This was one of those weekends that I just had to write about.
I had a wedding on Saturday. And frankly, I've had a string of good experiences with weddings this year. This was no exception. I enjoyed working with this couple. They've basically known each other their entire lives, and there was little doubt in my mind that this wouldn't just keep getting stronger.
The ceremony involved a cast of thousands: six on each side besides the couple, three musicians, a humongous extended family. When I asked the families to stand in support of the couple, a good quarter of the packed sanctuary stood. I had a feeling that the place would be full - the family is well-known and loved in the congregation, and there were a number of friends presumably from college and earlier there as well (she was in a sorority, so that helped, too).
The other notable thing about the ceremony itself was that they requested that most of the chancel furniture be removed. Our chancel can be pretty cramped, and they wanted something more airy; more room to move for pictures and such. So we left the altar, and stashed everything else in various corners of the building. Keep that in mind for later.
As I stood in the narthex before the service, I was able to observe quite a number of the guests. As start time approached, a woman whom I'd estimate was barely in her early 20s entered carrying a newborn baby girl probably not more than a few weeks old. The way this woman was holding her, her head was just hanging upside-down. And then I overheard this exchange.

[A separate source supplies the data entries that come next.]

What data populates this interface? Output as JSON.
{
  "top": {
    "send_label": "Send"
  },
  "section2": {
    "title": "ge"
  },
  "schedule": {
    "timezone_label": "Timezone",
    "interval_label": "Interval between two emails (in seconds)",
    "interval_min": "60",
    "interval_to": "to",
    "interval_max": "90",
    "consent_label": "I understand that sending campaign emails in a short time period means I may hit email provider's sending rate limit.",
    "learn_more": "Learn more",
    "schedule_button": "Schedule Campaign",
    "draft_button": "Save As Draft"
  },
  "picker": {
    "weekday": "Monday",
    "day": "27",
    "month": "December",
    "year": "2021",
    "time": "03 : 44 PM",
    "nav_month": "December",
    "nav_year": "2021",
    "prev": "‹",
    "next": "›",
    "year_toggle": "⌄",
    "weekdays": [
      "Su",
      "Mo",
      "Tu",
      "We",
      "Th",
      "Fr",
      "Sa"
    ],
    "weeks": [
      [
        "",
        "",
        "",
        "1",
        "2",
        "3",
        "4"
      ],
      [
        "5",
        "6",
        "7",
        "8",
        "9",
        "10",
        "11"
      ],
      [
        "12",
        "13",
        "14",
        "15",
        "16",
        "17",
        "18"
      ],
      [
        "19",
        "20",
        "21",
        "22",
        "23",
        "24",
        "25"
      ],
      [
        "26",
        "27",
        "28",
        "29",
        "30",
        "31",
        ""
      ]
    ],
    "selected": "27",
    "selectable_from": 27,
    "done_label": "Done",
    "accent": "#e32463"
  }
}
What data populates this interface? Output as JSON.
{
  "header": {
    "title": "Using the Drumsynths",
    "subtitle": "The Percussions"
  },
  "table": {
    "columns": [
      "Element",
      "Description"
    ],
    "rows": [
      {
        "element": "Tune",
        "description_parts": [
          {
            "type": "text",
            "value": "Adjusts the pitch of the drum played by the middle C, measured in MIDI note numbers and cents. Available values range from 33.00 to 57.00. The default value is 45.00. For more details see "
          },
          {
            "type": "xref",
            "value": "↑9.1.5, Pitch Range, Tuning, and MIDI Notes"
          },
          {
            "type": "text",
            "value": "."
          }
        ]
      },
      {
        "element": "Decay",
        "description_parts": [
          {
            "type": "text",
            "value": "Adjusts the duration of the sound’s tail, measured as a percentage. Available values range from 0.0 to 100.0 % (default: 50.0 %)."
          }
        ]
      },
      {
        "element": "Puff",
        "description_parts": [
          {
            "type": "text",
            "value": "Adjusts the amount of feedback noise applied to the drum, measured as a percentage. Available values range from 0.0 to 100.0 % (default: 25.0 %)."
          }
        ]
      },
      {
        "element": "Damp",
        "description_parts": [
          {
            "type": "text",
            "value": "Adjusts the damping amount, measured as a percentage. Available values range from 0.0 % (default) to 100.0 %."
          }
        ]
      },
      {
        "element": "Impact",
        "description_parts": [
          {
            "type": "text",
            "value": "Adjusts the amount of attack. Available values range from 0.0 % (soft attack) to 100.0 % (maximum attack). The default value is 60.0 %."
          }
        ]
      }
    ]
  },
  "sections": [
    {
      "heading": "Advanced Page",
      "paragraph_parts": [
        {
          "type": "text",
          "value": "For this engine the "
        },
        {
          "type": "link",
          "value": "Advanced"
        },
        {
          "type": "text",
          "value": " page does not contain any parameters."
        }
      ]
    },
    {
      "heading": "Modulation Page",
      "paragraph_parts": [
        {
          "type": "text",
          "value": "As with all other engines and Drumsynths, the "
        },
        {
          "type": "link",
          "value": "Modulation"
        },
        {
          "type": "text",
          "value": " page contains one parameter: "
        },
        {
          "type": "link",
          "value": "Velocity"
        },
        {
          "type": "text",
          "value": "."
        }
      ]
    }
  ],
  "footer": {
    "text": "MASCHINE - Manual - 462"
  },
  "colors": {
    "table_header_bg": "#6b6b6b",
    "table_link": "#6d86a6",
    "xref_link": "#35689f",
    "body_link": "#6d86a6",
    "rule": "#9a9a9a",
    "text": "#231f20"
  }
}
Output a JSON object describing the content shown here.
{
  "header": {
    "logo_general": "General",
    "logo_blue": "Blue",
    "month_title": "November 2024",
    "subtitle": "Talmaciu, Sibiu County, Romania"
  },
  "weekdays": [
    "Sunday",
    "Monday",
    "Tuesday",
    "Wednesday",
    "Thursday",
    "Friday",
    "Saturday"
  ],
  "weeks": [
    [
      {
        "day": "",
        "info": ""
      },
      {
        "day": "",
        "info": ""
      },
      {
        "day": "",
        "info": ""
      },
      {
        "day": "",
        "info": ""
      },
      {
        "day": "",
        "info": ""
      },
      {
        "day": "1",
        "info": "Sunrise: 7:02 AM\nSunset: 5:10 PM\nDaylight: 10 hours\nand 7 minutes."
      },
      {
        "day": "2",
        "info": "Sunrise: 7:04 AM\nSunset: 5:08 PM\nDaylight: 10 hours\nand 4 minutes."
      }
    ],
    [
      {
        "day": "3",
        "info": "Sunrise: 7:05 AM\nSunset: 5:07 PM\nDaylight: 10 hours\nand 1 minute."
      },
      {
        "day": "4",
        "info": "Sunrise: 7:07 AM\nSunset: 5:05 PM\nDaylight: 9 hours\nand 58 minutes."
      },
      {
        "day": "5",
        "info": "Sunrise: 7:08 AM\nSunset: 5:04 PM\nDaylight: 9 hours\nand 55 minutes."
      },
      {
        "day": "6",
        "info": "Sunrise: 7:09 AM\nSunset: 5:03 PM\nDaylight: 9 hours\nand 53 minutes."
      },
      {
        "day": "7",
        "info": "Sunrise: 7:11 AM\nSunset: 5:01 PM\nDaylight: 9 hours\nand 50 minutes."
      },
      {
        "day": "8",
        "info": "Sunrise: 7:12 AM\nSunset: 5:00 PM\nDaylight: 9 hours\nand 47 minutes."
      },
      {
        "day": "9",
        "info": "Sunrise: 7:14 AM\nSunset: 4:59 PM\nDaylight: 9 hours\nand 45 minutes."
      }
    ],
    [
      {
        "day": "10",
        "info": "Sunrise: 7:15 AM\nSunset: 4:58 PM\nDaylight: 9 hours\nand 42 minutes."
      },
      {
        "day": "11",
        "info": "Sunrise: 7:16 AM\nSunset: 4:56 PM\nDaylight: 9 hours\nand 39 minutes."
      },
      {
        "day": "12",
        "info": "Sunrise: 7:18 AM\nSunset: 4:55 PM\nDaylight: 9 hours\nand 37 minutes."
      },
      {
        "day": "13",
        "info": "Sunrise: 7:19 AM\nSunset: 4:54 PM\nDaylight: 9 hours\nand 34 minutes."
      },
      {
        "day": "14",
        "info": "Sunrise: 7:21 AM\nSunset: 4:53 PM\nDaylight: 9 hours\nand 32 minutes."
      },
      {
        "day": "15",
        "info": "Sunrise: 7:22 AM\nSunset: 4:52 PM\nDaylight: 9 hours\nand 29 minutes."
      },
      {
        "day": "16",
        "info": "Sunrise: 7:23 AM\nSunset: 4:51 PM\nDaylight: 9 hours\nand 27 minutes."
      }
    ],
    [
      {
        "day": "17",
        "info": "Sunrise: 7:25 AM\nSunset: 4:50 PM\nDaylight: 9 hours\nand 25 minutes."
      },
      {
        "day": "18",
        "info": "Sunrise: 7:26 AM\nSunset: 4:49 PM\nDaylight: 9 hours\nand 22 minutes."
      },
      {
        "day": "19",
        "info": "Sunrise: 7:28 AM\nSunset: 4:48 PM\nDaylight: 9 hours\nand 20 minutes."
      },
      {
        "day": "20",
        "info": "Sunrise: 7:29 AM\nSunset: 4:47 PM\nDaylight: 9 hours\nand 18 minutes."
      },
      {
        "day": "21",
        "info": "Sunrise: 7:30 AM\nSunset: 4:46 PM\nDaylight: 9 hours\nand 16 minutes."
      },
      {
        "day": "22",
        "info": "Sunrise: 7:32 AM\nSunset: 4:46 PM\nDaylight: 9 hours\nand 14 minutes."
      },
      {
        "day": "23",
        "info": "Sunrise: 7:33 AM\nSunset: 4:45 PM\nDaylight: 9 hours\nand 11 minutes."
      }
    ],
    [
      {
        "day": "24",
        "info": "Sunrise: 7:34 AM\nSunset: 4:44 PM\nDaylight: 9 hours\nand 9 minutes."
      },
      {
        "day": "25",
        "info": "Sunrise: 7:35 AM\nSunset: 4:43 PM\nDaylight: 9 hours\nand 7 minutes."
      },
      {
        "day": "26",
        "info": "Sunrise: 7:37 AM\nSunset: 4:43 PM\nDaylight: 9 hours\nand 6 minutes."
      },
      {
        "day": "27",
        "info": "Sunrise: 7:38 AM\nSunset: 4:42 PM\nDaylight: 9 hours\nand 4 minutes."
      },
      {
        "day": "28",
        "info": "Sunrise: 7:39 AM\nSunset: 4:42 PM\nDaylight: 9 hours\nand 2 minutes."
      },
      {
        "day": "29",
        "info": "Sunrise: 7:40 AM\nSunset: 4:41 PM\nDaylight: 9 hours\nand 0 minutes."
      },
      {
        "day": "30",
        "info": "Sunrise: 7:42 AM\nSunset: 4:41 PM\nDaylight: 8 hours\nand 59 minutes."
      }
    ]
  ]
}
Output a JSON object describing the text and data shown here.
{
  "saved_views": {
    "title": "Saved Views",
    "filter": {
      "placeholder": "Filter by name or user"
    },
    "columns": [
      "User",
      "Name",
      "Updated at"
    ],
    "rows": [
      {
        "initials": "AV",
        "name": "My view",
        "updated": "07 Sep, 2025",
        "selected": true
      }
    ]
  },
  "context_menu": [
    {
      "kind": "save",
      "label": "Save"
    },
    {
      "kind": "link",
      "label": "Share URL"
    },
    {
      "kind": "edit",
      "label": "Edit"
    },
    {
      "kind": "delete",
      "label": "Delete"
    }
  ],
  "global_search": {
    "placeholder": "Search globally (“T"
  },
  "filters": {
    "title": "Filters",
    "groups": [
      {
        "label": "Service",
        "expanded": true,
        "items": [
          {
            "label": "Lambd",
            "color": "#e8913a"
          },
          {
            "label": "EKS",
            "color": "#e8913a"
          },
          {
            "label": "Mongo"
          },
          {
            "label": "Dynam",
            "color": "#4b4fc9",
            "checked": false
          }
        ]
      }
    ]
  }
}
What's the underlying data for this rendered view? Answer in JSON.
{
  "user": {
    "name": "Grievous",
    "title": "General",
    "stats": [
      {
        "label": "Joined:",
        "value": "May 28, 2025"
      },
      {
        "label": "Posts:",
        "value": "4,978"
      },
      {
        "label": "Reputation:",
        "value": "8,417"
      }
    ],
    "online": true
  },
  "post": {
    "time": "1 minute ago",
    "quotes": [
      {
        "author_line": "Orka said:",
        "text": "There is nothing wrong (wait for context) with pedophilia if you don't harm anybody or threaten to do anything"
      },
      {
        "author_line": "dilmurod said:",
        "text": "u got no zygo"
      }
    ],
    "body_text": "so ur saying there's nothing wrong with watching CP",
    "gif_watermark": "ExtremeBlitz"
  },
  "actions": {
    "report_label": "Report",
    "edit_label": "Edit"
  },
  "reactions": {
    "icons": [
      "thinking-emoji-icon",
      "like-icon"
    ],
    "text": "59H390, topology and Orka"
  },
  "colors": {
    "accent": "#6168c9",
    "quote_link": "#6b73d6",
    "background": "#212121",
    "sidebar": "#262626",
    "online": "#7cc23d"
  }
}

Guy: Her head is just hanging there.
Woman: Yeah, I don't know why it does that.
(Deep breaths. Very deep breaths.)
IT'S CALLED "PROPER HEAD SUPPORT." IT'S BABY CARE 101. COME ON.
Later at the reception, she was doing much better. I'd learned that an older couple from the church had approached her, so maybe that's what did it. I'm actually beating myself up a little for not saying something myself.
The reception was billed "adults only," and the CoffeeInLaws saw this as an opportunity to stop up and look after Coffeeson while his parents got to enjoy an evening out. It was held in the reception hall of a Greek Orthodox church, the second time I'd been to a reception in such a place. The Orthodox really know how to host a party, too. They didn't have the vermouth to make a Manhattan, but they did pretty well for themselves otherwise.
Okay, so Sunday morning. Remember how everything had been moved out of the chancel? Well, they did move everything back, so there was no issue there. But when the liturgist stepped up to lead everyone in the Call to Worship, it was clear that the smaller details--such as plugging the microphones back in--had been overlooked. So during the first hymn, I and another church member sitting near the front scurried to the lectern to locate the cable and plug it in. I'm sure it was fun to watch, as I didn't hear a whole lot of singing while this was going on.
The rest of the service, as far as I'm concerned, was pretty forgettable. My sermon didn't feel very inspired, even though Coffeewife later observed that I seemed pretty riled up. I preached on the parable of the wheat and weeds, talking about how there's no place for spiritually stifling and evil (yes, EVIL) things in the kingdom of God. I cited modern examples such as using religion to justify hatred, violence, and bigotry.
Nowadays, I find myself less and less tolerant of watching fundamentalists of any stripe calling for death and destruction, and in recent years I've greatly moved away from any sort of explanation that begins, "Well, you have to understand their culture..." Pardon me, but that's bullsh*t. There is no culture-based excuse for violence. Period. Thanks for playing. If we want to explore and dig at the roots at how the actions of our own country has contributed to feelings of anger in another, that's one thing. But implying that it somehow justifies innocent lives being taken...that's not gonna work for me.
So all that was weighing heavily on my mind while I wrote my sermon last week, and everyone else had the pleasure (or misfortune) of me spilling it out into their laps.
So after a marathon weekend for ministry, a friend and I went to see The Dark Knight. Coffeewife elected to stay behind with Coffeeson and let me have Guy Time, with the understanding that I'd take her to see it later. The best word that I had for it afterwards was "tense." Heath Ledger is excellent as The Joker, and I could see why I've read two separate comparisons to Al Franken. It was a pretty dark film, exploring the side of human nature that seeks self-preservation above the welfare of others, and humanity's need for someone to step up and be a symbol of optimism and hope. In fact, I didn't experience it as much of a fun summer popcorn movie at all. But I did enjoy it.
That was more or less my weekend.